*** Opening of MATERIAL PROVIDED ***
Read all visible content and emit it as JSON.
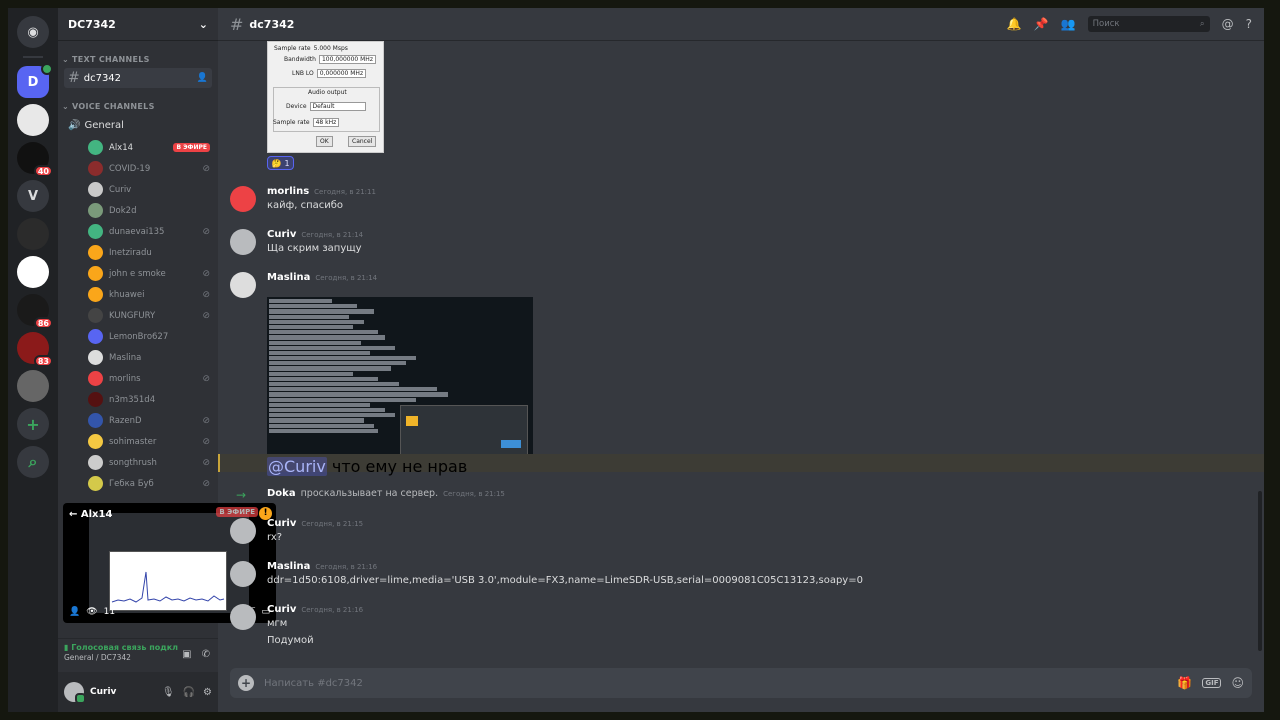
{
  "servers": [
    {
      "label": "",
      "icon": "discord-logo-icon",
      "color": "#36393f"
    },
    {
      "label": "D",
      "icon": "",
      "color": "#5865f2",
      "active": true,
      "voice": true
    },
    {
      "label": "",
      "icon": "ctf-server-icon",
      "color": "#e8e8e8"
    },
    {
      "label": "",
      "icon": "dark-server-icon",
      "color": "#111111",
      "badge": "40"
    },
    {
      "label": "V",
      "icon": "",
      "color": "#36393f"
    },
    {
      "label": "",
      "icon": "grid-server-icon",
      "color": "#2b2b2b"
    },
    {
      "label": "",
      "icon": "ctf-flag-server-icon",
      "color": "#ffffff"
    },
    {
      "label": "",
      "icon": "cube-server-icon",
      "color": "#1a1a1a",
      "badge": "86"
    },
    {
      "label": "",
      "icon": "red-server-icon",
      "color": "#8b1a1a",
      "badge": "83"
    },
    {
      "label": "",
      "icon": "penguin-server-icon",
      "color": "#666666"
    }
  ],
  "guild": {
    "name": "DC7342"
  },
  "categories": {
    "text": "TEXT CHANNELS",
    "voice": "VOICE CHANNELS"
  },
  "text_channel": {
    "name": "dc7342"
  },
  "voice_channel": {
    "name": "General"
  },
  "voice_members": [
    {
      "name": "Alx14",
      "color": "#43b581",
      "live": "В ЭФИРЕ"
    },
    {
      "name": "COVID-19",
      "color": "#8b2c2c",
      "muted": true
    },
    {
      "name": "Curiv",
      "color": "#c9c9c9"
    },
    {
      "name": "Dok2d",
      "color": "#7a9a7a"
    },
    {
      "name": "dunaevai135",
      "color": "#43b581",
      "muted": true
    },
    {
      "name": "Inetziradu",
      "color": "#faa61a"
    },
    {
      "name": "john e smoke",
      "color": "#faa61a",
      "muted": true
    },
    {
      "name": "khuawei",
      "color": "#faa61a",
      "muted": true
    },
    {
      "name": "KUNGFURY",
      "color": "#444444",
      "muted": true
    },
    {
      "name": "LemonBro627",
      "color": "#5865f2"
    },
    {
      "name": "Maslina",
      "color": "#dddddd"
    },
    {
      "name": "morlins",
      "color": "#ed4245",
      "muted": true
    },
    {
      "name": "n3m351d4",
      "color": "#551111"
    },
    {
      "name": "RazenD",
      "color": "#3355aa",
      "muted": true
    },
    {
      "name": "sohimaster",
      "color": "#f4c842",
      "muted": true
    },
    {
      "name": "songthrush",
      "color": "#cccccc",
      "muted": true
    },
    {
      "name": "Гебка Буб",
      "color": "#d4c94a",
      "muted": true
    }
  ],
  "stream": {
    "user": "Alx14",
    "live": "В ЭФИРЕ",
    "viewers": "11"
  },
  "voice_status": {
    "connected": "Голосовая связь подкл",
    "location": "General / DC7342"
  },
  "user": {
    "name": "Curiv"
  },
  "topbar": {
    "search_placeholder": "Поиск"
  },
  "settings_image": {
    "sample_rate_label": "Sample rate",
    "sample_rate_value": "5.000 Msps",
    "bandwidth_label": "Bandwidth",
    "bandwidth_value": "100,000000 MHz",
    "lnb_label": "LNB LO",
    "lnb_value": "0,000000 MHz",
    "audio_output": "Audio output",
    "device_label": "Device",
    "device_value": "Default",
    "audio_rate_label": "Sample rate",
    "audio_rate_value": "48 kHz",
    "ok": "OK",
    "cancel": "Cancel"
  },
  "reaction": {
    "emoji": "🤔",
    "count": "1"
  },
  "messages": [
    {
      "author": "morlins",
      "time": "Сегодня, в 21:11",
      "text": "кайф, спасибо",
      "color": "#ed4245"
    },
    {
      "author": "Curiv",
      "time": "Сегодня, в 21:14",
      "text": "Ща скрим запущу",
      "color": "#b9bbbe"
    },
    {
      "author": "Maslina",
      "time": "Сегодня, в 21:14",
      "color": "#dddddd"
    }
  ],
  "mention_message": {
    "mention": "@Curiv",
    "text": " что ему не нрав"
  },
  "system_message": {
    "author": "Doka",
    "text": "проскальзывает на сервер.",
    "time": "Сегодня, в 21:15"
  },
  "later_messages": [
    {
      "author": "Curiv",
      "time": "Сегодня, в 21:15",
      "lines": [
        "rx?"
      ]
    },
    {
      "author": "Maslina",
      "time": "Сегодня, в 21:16",
      "lines": [
        "ddr=1d50:6108,driver=lime,media='USB 3.0',module=FX3,name=LimeSDR-USB,serial=0009081C05C13123,soapy=0"
      ]
    },
    {
      "author": "Curiv",
      "time": "Сегодня, в 21:16",
      "lines": [
        "мгм",
        "Подумой"
      ]
    }
  ],
  "composer": {
    "placeholder": "Написать #dc7342"
  }
}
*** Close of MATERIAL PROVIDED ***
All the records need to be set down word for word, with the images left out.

_SOLUTION_
Read all visible content and emit it as JSON.
{
  "servers": [
    {
      "label": "",
      "icon": "discord-logo-icon",
      "color": "#36393f"
    },
    {
      "label": "D",
      "icon": "",
      "color": "#5865f2",
      "active": true,
      "voice": true
    },
    {
      "label": "",
      "icon": "ctf-server-icon",
      "color": "#e8e8e8"
    },
    {
      "label": "",
      "icon": "dark-server-icon",
      "color": "#111111",
      "badge": "40"
    },
    {
      "label": "V",
      "icon": "",
      "color": "#36393f"
    },
    {
      "label": "",
      "icon": "grid-server-icon",
      "color": "#2b2b2b"
    },
    {
      "label": "",
      "icon": "ctf-flag-server-icon",
      "color": "#ffffff"
    },
    {
      "label": "",
      "icon": "cube-server-icon",
      "color": "#1a1a1a",
      "badge": "86"
    },
    {
      "label": "",
      "icon": "red-server-icon",
      "color": "#8b1a1a",
      "badge": "83"
    },
    {
      "label": "",
      "icon": "penguin-server-icon",
      "color": "#666666"
    }
  ],
  "guild": {
    "name": "DC7342"
  },
  "categories": {
    "text": "TEXT CHANNELS",
    "voice": "VOICE CHANNELS"
  },
  "text_channel": {
    "name": "dc7342"
  },
  "voice_channel": {
    "name": "General"
  },
  "voice_members": [
    {
      "name": "Alx14",
      "color": "#43b581",
      "live": "В ЭФИРЕ"
    },
    {
      "name": "COVID-19",
      "color": "#8b2c2c",
      "muted": true
    },
    {
      "name": "Curiv",
      "color": "#c9c9c9"
    },
    {
      "name": "Dok2d",
      "color": "#7a9a7a"
    },
    {
      "name": "dunaevai135",
      "color": "#43b581",
      "muted": true
    },
    {
      "name": "Inetziradu",
      "color": "#faa61a"
    },
    {
      "name": "john e smoke",
      "color": "#faa61a",
      "muted": true
    },
    {
      "name": "khuawei",
      "color": "#faa61a",
      "muted": true
    },
    {
      "name": "KUNGFURY",
      "color": "#444444",
      "muted": true
    },
    {
      "name": "LemonBro627",
      "color": "#5865f2"
    },
    {
      "name": "Maslina",
      "color": "#dddddd"
    },
    {
      "name": "morlins",
      "color": "#ed4245",
      "muted": true
    },
    {
      "name": "n3m351d4",
      "color": "#551111"
    },
    {
      "name": "RazenD",
      "color": "#3355aa",
      "muted": true
    },
    {
      "name": "sohimaster",
      "color": "#f4c842",
      "muted": true
    },
    {
      "name": "songthrush",
      "color": "#cccccc",
      "muted": true
    },
    {
      "name": "Гебка Буб",
      "color": "#d4c94a",
      "muted": true
    }
  ],
  "stream": {
    "user": "Alx14",
    "live": "В ЭФИРЕ",
    "viewers": "11"
  },
  "voice_status": {
    "connected": "Голосовая связь подкл",
    "location": "General / DC7342"
  },
  "user": {
    "name": "Curiv"
  },
  "topbar": {
    "search_placeholder": "Поиск"
  },
  "settings_image": {
    "sample_rate_label": "Sample rate",
    "sample_rate_value": "5.000 Msps",
    "bandwidth_label": "Bandwidth",
    "bandwidth_value": "100,000000 MHz",
    "lnb_label": "LNB LO",
    "lnb_value": "0,000000 MHz",
    "audio_output": "Audio output",
    "device_label": "Device",
    "device_value": "Default",
    "audio_rate_label": "Sample rate",
    "audio_rate_value": "48 kHz",
    "ok": "OK",
    "cancel": "Cancel"
  },
  "reaction": {
    "emoji": "🤔",
    "count": "1"
  },
  "messages": [
    {
      "author": "morlins",
      "time": "Сегодня, в 21:11",
      "text": "кайф, спасибо",
      "color": "#ed4245"
    },
    {
      "author": "Curiv",
      "time": "Сегодня, в 21:14",
      "text": "Ща скрим запущу",
      "color": "#b9bbbe"
    },
    {
      "author": "Maslina",
      "time": "Сегодня, в 21:14",
      "color": "#dddddd"
    }
  ],
  "mention_message": {
    "mention": "@Curiv",
    "text": " что ему не нрав"
  },
  "system_message": {
    "author": "Doka",
    "text": "проскальзывает на сервер.",
    "time": "Сегодня, в 21:15"
  },
  "later_messages": [
    {
      "author": "Curiv",
      "time": "Сегодня, в 21:15",
      "lines": [
        "rx?"
      ]
    },
    {
      "author": "Maslina",
      "time": "Сегодня, в 21:16",
      "lines": [
        "ddr=1d50:6108,driver=lime,media='USB 3.0',module=FX3,name=LimeSDR-USB,serial=0009081C05C13123,soapy=0"
      ]
    },
    {
      "author": "Curiv",
      "time": "Сегодня, в 21:16",
      "lines": [
        "мгм",
        "Подумой"
      ]
    }
  ],
  "composer": {
    "placeholder": "Написать #dc7342"
  }
}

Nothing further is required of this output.